My career path might seem unusual, to say the least. I am an American, born on Long Island, N.Y. After completing military service, I embarked on a career in banking, climbing the ranks on Wall Street, where I spent more than 30 years, notably as a partner with the acclaimed Salomon Brothers, until the end of the 1980s.
Although my career as an investment banker was in the United States, it was in Canada that I would have my date with destiny.
I spent my career advising Canadian public administrations and private companies on investment questions. I worked tirelessly to represent the interests of the federal government and those of the provinces. For many years, I was responsible for the Quebec and Hydro-Québec portfolios, in addition to advising many Canadian corporations, including Bell Canada, Canadian Pacific Ltd. and Imperial Oil Ltd.
If I enjoyed a prosperous career in finance, there is no doubt I owe it to Canada, its executives and its entrepreneurs. So when the time came for me to retire, I wanted to return the favour and show my gratitude. To do so, in 1985, I established the Richard J. Schmeelk Canada Fellowship, which today is one of the most prestigious scholarships in the country.

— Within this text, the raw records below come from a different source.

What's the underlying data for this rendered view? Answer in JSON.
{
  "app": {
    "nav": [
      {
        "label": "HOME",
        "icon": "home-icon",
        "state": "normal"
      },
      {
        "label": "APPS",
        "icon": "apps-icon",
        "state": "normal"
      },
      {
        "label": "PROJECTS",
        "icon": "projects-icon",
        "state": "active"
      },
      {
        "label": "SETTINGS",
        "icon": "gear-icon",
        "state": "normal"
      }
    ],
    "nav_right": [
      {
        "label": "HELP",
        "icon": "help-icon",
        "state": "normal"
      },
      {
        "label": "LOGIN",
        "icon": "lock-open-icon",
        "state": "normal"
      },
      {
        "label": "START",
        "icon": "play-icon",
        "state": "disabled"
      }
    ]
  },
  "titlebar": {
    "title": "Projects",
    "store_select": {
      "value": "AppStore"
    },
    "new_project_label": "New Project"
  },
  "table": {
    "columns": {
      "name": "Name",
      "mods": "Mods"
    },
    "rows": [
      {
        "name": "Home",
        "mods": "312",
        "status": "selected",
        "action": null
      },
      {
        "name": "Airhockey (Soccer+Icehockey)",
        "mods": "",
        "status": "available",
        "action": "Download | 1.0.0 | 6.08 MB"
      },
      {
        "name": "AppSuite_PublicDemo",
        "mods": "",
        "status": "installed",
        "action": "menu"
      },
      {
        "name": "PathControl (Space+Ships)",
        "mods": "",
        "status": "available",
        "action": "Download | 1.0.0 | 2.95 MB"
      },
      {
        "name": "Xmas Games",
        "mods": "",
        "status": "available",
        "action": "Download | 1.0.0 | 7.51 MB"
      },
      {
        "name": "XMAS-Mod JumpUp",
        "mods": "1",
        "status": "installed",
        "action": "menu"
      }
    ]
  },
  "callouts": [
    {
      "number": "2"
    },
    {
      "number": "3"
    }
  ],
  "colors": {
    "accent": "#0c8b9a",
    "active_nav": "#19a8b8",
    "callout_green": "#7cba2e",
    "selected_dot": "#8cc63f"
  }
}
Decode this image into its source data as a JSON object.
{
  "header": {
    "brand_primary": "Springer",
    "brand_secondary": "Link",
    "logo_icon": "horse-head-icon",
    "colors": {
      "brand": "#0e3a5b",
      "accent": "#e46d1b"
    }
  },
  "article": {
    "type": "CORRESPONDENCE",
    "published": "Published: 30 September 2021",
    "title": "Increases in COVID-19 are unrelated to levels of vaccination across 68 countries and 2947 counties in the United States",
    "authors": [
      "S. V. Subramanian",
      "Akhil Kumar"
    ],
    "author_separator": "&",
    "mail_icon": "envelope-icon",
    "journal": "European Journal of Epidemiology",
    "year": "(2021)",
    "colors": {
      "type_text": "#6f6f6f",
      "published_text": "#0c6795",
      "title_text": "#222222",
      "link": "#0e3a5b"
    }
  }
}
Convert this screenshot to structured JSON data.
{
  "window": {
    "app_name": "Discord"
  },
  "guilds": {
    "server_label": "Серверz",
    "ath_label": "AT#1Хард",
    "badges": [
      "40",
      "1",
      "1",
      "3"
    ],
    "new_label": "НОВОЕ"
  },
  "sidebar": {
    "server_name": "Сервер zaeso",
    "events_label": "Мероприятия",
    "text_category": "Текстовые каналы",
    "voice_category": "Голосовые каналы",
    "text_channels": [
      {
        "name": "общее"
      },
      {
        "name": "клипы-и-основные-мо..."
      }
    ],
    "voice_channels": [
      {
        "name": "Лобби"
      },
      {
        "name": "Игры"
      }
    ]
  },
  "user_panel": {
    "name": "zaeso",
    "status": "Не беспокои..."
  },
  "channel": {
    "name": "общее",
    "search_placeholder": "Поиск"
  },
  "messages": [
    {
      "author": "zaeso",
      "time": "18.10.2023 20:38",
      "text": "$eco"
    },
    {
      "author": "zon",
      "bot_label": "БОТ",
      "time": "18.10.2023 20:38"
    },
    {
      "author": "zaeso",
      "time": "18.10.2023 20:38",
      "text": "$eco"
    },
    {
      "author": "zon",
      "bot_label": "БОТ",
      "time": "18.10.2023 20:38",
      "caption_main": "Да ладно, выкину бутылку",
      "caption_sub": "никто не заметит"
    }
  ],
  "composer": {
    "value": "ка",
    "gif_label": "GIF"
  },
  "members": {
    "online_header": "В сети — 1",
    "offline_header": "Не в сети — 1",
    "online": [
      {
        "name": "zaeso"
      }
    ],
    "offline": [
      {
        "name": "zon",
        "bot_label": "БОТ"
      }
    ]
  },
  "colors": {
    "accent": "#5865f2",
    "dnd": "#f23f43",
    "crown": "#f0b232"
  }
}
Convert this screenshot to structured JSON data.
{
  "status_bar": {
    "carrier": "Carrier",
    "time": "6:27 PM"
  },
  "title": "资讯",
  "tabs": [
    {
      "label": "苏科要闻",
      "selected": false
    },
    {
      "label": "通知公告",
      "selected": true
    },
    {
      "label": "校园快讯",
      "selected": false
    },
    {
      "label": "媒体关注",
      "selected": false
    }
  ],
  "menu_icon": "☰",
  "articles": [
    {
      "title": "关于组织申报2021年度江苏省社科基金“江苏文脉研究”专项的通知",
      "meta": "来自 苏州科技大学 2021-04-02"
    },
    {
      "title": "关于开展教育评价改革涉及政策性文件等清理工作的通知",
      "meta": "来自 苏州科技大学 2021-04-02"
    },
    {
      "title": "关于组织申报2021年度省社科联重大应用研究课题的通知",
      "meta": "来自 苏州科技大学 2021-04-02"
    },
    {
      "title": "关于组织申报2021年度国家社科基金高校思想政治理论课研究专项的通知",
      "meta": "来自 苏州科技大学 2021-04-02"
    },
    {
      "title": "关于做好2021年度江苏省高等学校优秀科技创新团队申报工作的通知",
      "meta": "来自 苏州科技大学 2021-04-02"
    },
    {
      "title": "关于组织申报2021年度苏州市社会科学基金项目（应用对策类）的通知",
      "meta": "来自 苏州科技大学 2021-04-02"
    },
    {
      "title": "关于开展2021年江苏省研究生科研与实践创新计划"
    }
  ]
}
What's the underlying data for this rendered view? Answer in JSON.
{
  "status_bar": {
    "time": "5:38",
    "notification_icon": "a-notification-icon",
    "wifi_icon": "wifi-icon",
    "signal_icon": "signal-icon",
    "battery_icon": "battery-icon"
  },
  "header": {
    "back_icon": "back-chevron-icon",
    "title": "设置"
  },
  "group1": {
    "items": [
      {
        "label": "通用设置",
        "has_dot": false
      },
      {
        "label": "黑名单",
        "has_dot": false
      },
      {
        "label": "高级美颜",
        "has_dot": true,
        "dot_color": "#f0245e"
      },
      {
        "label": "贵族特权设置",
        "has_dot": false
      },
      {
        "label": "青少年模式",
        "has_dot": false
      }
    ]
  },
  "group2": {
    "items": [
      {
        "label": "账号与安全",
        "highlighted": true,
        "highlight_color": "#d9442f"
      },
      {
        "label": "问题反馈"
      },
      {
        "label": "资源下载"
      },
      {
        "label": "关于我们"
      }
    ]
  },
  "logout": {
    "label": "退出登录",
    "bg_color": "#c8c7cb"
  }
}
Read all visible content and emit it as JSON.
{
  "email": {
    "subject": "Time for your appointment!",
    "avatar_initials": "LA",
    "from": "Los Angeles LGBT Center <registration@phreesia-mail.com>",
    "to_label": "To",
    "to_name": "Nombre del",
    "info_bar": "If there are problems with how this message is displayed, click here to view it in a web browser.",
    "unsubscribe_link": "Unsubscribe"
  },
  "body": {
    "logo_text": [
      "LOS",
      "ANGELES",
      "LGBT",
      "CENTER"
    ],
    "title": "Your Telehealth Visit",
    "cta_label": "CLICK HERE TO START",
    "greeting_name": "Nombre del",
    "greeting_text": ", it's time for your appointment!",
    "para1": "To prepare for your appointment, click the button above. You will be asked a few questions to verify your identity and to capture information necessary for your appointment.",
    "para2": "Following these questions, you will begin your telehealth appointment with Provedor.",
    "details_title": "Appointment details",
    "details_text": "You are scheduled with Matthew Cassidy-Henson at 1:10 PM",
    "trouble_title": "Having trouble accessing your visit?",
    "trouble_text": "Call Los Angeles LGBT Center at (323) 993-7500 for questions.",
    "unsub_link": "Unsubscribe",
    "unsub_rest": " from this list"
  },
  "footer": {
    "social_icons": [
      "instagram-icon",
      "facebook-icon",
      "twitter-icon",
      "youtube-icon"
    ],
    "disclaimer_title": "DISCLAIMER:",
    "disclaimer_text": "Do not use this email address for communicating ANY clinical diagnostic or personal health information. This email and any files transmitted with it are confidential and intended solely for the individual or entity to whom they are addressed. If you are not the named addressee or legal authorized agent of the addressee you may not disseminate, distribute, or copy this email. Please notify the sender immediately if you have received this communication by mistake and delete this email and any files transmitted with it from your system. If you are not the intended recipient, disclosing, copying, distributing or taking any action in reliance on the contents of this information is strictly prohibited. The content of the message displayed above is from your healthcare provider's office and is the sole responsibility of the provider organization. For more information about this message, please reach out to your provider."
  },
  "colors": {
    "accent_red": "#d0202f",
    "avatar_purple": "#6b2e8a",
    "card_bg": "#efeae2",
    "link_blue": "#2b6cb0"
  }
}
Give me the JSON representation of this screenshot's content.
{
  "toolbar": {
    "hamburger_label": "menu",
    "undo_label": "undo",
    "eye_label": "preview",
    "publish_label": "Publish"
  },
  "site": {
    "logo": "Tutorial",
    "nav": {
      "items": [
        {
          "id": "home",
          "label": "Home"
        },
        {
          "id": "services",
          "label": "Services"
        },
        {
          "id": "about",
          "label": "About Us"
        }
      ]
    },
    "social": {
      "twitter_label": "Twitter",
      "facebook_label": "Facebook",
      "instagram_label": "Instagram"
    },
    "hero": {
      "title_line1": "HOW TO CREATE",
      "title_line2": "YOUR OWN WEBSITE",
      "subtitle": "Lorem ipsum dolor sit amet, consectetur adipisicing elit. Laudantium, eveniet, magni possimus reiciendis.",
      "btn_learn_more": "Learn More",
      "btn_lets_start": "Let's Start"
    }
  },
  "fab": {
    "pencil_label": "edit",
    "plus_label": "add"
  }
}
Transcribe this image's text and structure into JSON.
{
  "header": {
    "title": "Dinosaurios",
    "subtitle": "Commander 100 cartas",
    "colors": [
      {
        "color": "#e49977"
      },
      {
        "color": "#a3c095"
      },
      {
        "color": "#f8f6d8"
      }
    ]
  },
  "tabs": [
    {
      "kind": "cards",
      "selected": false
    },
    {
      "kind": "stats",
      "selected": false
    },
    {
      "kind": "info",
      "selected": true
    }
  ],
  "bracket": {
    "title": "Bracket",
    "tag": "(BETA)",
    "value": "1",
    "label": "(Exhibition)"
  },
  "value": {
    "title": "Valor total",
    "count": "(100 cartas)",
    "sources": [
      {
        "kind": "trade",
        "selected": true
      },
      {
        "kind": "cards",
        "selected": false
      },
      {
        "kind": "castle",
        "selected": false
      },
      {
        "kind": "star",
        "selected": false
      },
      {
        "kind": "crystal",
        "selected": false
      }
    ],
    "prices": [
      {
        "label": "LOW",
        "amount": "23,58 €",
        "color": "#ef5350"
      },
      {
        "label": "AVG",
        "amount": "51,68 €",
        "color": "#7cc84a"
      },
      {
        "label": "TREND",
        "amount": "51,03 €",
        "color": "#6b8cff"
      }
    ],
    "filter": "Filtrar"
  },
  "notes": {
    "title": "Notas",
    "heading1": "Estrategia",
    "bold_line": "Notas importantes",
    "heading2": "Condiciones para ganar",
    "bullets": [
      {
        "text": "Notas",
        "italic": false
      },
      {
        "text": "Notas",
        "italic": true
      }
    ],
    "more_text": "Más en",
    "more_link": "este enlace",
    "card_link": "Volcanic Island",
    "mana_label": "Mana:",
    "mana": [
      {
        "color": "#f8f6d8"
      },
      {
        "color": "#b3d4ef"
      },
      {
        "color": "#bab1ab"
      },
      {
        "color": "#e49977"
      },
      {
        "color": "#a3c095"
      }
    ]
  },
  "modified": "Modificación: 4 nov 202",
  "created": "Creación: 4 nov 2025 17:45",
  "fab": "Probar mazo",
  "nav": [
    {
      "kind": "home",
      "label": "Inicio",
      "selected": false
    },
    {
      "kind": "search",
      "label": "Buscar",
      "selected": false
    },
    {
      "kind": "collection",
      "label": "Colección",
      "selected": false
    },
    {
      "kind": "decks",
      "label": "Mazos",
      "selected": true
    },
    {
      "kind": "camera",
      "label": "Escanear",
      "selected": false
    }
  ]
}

For the past 25 years, the Schmeelk Canada Foundation has awarded generous fellowships to young Canadian leaders who have completed an undergraduate degree and wish to continue their studies in the country's other official language.
This fellowship provides $10,000 per semester to master's and doctoral students, to a maximum of $40,000 over four semesters. Candidates must be Canadian citizens or permanent residents who have already applied to one of the following Canadian universities: the University of Western Ontario (London) or University of Calgary for francophones, and Université Laval or Université de Montréal for anglophones.
The fellowship supports leadership and academic excellence as well as encouraging greater understanding and collaboration between the country's francophone and anglophone communities, stimulating discussion and giving tomorrow's decision-makers a more inclusive and tolerant vision of Canada's cultural diversity.
To date, more than 80 young Canadian leaders have benefited from the fellowships and shared in a total of more than $3-million.
They form an exceptional group of motivated young people across the country who share the conviction that through tolerance and mutual understanding, Canada's linguistic and cultural duality is not a weakness, but a great strength that must be a source of pride for all Canadians.
Through their understanding and acceptance of the complexity and multiplicity of Canada's linguistic and cultural foundations, the fellows strive to reaching the foundation's objectives and contribute to Canada's cultural wealth.
Richard J. Schmeelk is the founder of the Schmeelk Canada Foundation.